- _WORK INSTRUCTIONS_: Each line below should be written out again exactly.

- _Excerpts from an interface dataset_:
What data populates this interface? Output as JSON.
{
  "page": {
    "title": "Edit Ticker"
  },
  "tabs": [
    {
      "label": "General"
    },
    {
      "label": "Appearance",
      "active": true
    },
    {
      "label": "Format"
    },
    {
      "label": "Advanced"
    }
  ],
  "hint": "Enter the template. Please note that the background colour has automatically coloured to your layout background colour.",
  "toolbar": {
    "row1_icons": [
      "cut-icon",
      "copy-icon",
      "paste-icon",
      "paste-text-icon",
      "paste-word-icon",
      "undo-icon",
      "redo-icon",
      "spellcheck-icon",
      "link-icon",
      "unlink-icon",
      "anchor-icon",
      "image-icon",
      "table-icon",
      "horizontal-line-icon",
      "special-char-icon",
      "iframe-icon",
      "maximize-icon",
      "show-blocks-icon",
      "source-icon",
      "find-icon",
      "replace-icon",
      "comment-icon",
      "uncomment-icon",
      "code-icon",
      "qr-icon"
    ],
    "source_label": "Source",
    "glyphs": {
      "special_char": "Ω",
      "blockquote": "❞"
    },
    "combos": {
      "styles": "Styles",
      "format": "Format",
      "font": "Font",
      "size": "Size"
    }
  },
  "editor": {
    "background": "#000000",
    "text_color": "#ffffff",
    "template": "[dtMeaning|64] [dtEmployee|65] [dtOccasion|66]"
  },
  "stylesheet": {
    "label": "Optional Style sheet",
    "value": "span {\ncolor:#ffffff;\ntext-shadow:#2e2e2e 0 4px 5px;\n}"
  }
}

- _ANSWER TO THIS TASK_:
What data populates this interface? Output as JSON.
{
  "page": {
    "title": "Edit Ticker"
  },
  "tabs": [
    {
      "label": "General"
    },
    {
      "label": "Appearance",
      "active": true
    },
    {
      "label": "Format"
    },
    {
      "label": "Advanced"
    }
  ],
  "hint": "Enter the template. Please note that the background colour has automatically coloured to your layout background colour.",
  "toolbar": {
    "row1_icons": [
      "cut-icon",
      "copy-icon",
      "paste-icon",
      "paste-text-icon",
      "paste-word-icon",
      "undo-icon",
      "redo-icon",
      "spellcheck-icon",
      "link-icon",
      "unlink-icon",
      "anchor-icon",
      "image-icon",
      "table-icon",
      "horizontal-line-icon",
      "special-char-icon",
      "iframe-icon",
      "maximize-icon",
      "show-blocks-icon",
      "source-icon",
      "find-icon",
      "replace-icon",
      "comment-icon",
      "uncomment-icon",
      "code-icon",
      "qr-icon"
    ],
    "source_label": "Source",
    "glyphs": {
      "special_char": "Ω",
      "blockquote": "❞"
    },
    "combos": {
      "styles": "Styles",
      "format": "Format",
      "font": "Font",
      "size": "Size"
    }
  },
  "editor": {
    "background": "#000000",
    "text_color": "#ffffff",
    "template": "[dtMeaning|64] [dtEmployee|65] [dtOccasion|66]"
  },
  "stylesheet": {
    "label": "Optional Style sheet",
    "value": "span {\ncolor:#ffffff;\ntext-shadow:#2e2e2e 0 4px 5px;\n}"
  }
}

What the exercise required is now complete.